It’s often been said that once something is on the Internet, you’ll never be able to take it down no matter how hard you try. What does this mean for us as we move into the future? What do the posts and tweets that we make today say about us as people? What will we think of today’s photos and videos ten years down the road? Often times social media feels fleeting, but it’s very much forever.
So why tattoos you may ask?
“A picture is worth a thousand words.” So are tattoos. Every tattoo is a personal statement. They can be beautiful, intriguing, and tell you a lot of stories. In a sense, social media (and Internet activity in general) is akin to an electronic tattoo, isn’t it? And what if they tell the world as much about you just like any tattoo could?
In a 1968 exhibition of his work at the Moderna Museet in Stockholm, Sweden, Andy Warhol supposedly remarked that “In the future, everyone will be world-famous for 15 minutes” (Guinn and Perry 2005). So, what if Andy was wrong? Well, because of electronic tattoos, we can all be immortal, because these tattoos has a far longer lifespan than our bodies do. And if that’s true, let’s take a look at these four lessons.
Lesson 1 – Sisyphus
He did something horrible and was punished by rolling a rock ceaselessly to the top of a mountain, from where the rock could fall back of its own weight at any time (Camus and Heidenheimer 2007). Similarly, your electronic tattoos may also make you go through all the ups and downs and even harm your reputation online. So be careful about what you post.
Lesson 2 – Orpheus
Orpheus was a wonderful and charming singer. When he lost his beloved (Eurydice) Orpheus travelled to the underworld and used his music to soften the hearts of the gods of the underworld. They agreed to release Eurydice on one condition: he should walk in front of her and not look back until they are out of the underworld. Unfortunately, in his anxiety, he turned to look at her, lost her forever (Woodlief 2001). So what I am trying to say is, with all this big amount of data out there, it might be a good idea not to look back into the past.
Lesson 3 – Atalanta
Uninterested in marriage. If you could outrun her in a footrace, she would agree to marry you. However, if you lost, you died. There was one person that eventually won the race and married Atalanta. How? Every time Atalanta got ahead of him, he rolled an apple ahead of her. In this way, she was slowed down as she picked up the apples (Theoi Greek Mythology n.d.). “Everything comes with a price.” So just be aware of all these irresistible golden apples before you want to post about them or share them to someone.
And last one – Narcissus
Narcissus was famous for his beauty and his disdain for those who loved him. The gods were tired of his behavior so they cursed him. One day he came to a pool, saw his own reflection in the water and fell in love. Unable to leave his own beauty, he laid down by the pool gazing at his reflection and was slowly dying.
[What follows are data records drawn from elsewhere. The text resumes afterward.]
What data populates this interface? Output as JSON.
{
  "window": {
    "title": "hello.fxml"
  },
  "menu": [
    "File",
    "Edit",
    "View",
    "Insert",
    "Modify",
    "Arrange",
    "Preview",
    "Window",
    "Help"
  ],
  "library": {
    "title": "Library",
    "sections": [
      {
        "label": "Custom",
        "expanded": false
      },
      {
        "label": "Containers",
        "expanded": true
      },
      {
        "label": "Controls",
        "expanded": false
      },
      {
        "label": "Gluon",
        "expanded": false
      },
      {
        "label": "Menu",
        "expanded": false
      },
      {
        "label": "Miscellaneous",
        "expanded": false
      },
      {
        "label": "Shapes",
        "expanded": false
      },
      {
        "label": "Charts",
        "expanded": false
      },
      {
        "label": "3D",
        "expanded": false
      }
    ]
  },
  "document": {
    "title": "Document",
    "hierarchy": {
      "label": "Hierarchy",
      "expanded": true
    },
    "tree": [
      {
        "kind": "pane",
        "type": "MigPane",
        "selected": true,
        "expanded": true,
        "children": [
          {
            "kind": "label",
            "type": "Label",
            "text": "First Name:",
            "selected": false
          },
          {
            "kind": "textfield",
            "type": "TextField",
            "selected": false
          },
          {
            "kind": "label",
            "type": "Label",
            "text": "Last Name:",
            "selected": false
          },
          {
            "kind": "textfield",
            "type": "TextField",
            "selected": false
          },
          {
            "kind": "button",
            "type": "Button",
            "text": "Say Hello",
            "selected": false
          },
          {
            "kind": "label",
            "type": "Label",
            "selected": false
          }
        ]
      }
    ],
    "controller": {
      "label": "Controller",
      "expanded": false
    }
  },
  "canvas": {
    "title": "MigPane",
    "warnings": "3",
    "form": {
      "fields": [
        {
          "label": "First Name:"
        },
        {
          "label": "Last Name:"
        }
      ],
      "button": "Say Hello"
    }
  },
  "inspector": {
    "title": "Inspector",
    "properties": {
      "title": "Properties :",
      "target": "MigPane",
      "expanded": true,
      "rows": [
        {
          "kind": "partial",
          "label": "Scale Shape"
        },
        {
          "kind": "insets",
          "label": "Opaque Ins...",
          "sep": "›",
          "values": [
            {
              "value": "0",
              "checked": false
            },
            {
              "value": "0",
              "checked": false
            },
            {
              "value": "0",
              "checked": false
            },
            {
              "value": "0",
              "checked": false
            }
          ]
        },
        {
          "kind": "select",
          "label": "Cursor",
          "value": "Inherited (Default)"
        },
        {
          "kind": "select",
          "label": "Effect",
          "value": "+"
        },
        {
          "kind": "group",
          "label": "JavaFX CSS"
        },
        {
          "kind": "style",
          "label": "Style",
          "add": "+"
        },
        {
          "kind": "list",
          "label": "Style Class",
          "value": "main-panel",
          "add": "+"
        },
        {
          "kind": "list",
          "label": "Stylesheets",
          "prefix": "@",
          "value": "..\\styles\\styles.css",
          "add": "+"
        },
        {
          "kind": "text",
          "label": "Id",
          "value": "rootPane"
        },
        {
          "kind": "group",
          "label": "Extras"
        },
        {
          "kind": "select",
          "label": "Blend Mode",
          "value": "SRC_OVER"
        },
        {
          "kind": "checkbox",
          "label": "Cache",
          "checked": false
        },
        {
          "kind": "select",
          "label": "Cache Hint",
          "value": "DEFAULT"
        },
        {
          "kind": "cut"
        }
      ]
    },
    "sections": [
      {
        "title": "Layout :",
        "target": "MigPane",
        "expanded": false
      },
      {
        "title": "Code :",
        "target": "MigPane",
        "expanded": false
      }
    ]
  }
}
Now you know where the word narcissism originated from. So do not fall in love with your own reflection and do not use social media to feed our egos.
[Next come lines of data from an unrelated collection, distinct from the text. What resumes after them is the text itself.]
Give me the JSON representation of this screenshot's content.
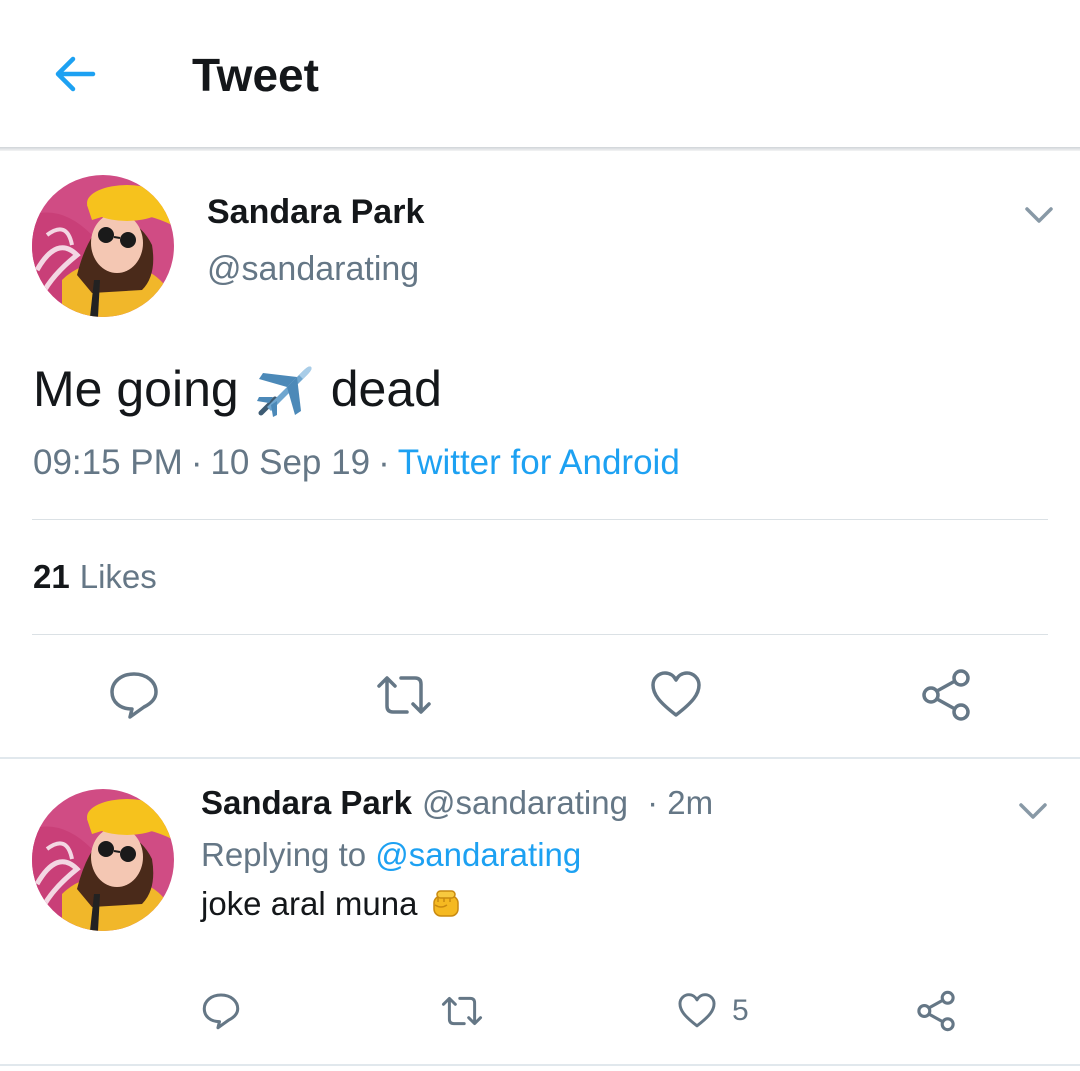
{
  "header": {
    "title": "Tweet",
    "back_icon": "arrow-left-icon"
  },
  "tweet": {
    "author_name": "Sandara Park",
    "author_handle": "@sandarating",
    "text_before": "Me going",
    "text_after": "dead",
    "emoji": "airplane-emoji",
    "time": "09:15 PM",
    "date": "10 Sep 19",
    "separator": "·",
    "source": "Twitter for Android",
    "likes_count": "21",
    "likes_label": "Likes"
  },
  "reply": {
    "author_name": "Sandara Park",
    "author_handle": "@sandarating",
    "time_ago": "· 2m",
    "replying_prefix": "Replying to",
    "replying_to": "@sandarating",
    "text": "joke aral muna",
    "emoji": "raised-fist-emoji",
    "like_count": "5"
  },
  "colors": {
    "accent": "#1da1f2",
    "text_primary": "#14171a",
    "text_secondary": "#657786",
    "icon_gray": "#657786",
    "divider": "#dbe1e5"
  }
}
Camus, A & Heidenheimer, PH, 2007, The myth of Sisyphus, Fulcrum Press.
Guinn, J & Perry, D 2005, The Sixteenth Minute: Life In the Aftermath of Fame, New York, Jeremy F. Tarcher/Penguin (a member of The Penguin Group), p. 4.
Theoi Greek Mythology n.d., ‘ATALANTA: Princess of Arcadia’, Theoi, <http://www.theoi.com/Heroine/Atalanta.html>.
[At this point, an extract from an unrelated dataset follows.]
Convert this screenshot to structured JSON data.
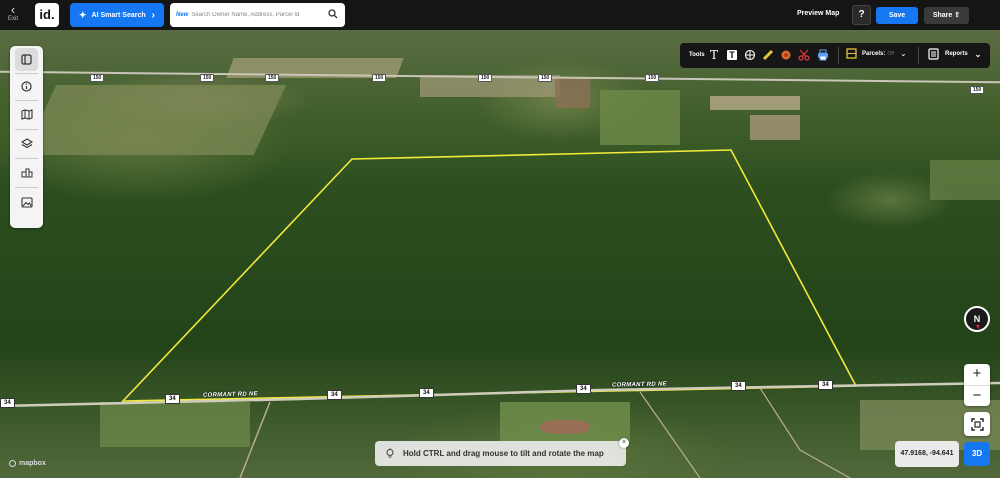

Woodlief, A 2001, ‘The story of Orpheus and Eurydice, as told by Apollonius of Rhodes, Virgil and Ovid (and retold by Edith Hamilton in Mythology)’, Virginia Commonwealth University, viewed 24 April 2015, <http://www.vcu.edu/engweb/webtexts/eurydice/eurydicemyth.html>.